**Exercise requirements**:
Provide the data again exactly, including every line that follows.

Top of Information shown

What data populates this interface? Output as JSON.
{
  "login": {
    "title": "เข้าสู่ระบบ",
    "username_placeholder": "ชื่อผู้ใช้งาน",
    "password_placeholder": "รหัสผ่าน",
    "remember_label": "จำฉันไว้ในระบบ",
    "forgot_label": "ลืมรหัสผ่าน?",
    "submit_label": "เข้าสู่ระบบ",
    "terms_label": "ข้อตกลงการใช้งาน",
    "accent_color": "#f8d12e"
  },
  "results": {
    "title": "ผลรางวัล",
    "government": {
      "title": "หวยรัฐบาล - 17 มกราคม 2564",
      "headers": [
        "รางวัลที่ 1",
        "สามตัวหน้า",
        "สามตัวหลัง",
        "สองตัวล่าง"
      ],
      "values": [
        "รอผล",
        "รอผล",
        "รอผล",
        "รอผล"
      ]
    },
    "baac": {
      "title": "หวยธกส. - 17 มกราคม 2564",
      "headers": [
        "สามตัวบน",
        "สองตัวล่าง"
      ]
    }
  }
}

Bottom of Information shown

**Exercise output**:
What data populates this interface? Output as JSON.
{
  "login": {
    "title": "เข้าสู่ระบบ",
    "username_placeholder": "ชื่อผู้ใช้งาน",
    "password_placeholder": "รหัสผ่าน",
    "remember_label": "จำฉันไว้ในระบบ",
    "forgot_label": "ลืมรหัสผ่าน?",
    "submit_label": "เข้าสู่ระบบ",
    "terms_label": "ข้อตกลงการใช้งาน",
    "accent_color": "#f8d12e"
  },
  "results": {
    "title": "ผลรางวัล",
    "government": {
      "title": "หวยรัฐบาล - 17 มกราคม 2564",
      "headers": [
        "รางวัลที่ 1",
        "สามตัวหน้า",
        "สามตัวหลัง",
        "สองตัวล่าง"
      ],
      "values": [
        "รอผล",
        "รอผล",
        "รอผล",
        "รอผล"
      ]
    },
    "baac": {
      "title": "หวยธกส. - 17 มกราคม 2564",
      "headers": [
        "สามตัวบน",
        "สองตัวล่าง"
      ]
    }
  }
}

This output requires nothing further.